BEGIN Data under study

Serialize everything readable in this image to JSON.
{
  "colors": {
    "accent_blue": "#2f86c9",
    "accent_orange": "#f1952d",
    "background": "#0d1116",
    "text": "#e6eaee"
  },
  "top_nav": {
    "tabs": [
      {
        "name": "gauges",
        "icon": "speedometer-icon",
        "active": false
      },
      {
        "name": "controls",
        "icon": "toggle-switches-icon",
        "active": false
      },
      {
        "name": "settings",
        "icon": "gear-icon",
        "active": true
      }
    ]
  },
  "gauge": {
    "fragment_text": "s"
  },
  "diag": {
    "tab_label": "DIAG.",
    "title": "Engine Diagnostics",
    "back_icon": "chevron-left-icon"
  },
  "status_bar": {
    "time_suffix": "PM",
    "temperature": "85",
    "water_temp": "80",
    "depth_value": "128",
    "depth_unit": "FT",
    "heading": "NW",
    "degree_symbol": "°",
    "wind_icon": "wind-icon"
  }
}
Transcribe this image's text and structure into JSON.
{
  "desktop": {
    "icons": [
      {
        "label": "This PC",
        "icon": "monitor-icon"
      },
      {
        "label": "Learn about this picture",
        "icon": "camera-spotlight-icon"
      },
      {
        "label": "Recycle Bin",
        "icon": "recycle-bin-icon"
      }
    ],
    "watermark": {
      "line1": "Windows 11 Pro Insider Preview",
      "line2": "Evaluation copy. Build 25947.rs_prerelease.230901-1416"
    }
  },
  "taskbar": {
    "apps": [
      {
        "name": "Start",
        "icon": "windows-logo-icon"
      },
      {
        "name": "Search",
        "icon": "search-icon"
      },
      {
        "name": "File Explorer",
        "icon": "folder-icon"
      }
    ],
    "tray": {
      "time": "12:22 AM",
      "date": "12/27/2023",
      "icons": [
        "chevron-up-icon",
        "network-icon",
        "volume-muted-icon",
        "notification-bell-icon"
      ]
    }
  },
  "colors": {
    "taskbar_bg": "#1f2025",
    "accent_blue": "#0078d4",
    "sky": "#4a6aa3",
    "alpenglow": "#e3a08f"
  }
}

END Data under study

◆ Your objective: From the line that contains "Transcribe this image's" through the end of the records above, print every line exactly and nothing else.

◆ Exercise solution:
Transcribe this image's text and structure into JSON.
{
  "desktop": {
    "icons": [
      {
        "label": "This PC",
        "icon": "monitor-icon"
      },
      {
        "label": "Learn about this picture",
        "icon": "camera-spotlight-icon"
      },
      {
        "label": "Recycle Bin",
        "icon": "recycle-bin-icon"
      }
    ],
    "watermark": {
      "line1": "Windows 11 Pro Insider Preview",
      "line2": "Evaluation copy. Build 25947.rs_prerelease.230901-1416"
    }
  },
  "taskbar": {
    "apps": [
      {
        "name": "Start",
        "icon": "windows-logo-icon"
      },
      {
        "name": "Search",
        "icon": "search-icon"
      },
      {
        "name": "File Explorer",
        "icon": "folder-icon"
      }
    ],
    "tray": {
      "time": "12:22 AM",
      "date": "12/27/2023",
      "icons": [
        "chevron-up-icon",
        "network-icon",
        "volume-muted-icon",
        "notification-bell-icon"
      ]
    }
  },
  "colors": {
    "taskbar_bg": "#1f2025",
    "accent_blue": "#0078d4",
    "sky": "#4a6aa3",
    "alpenglow": "#e3a08f"
  }
}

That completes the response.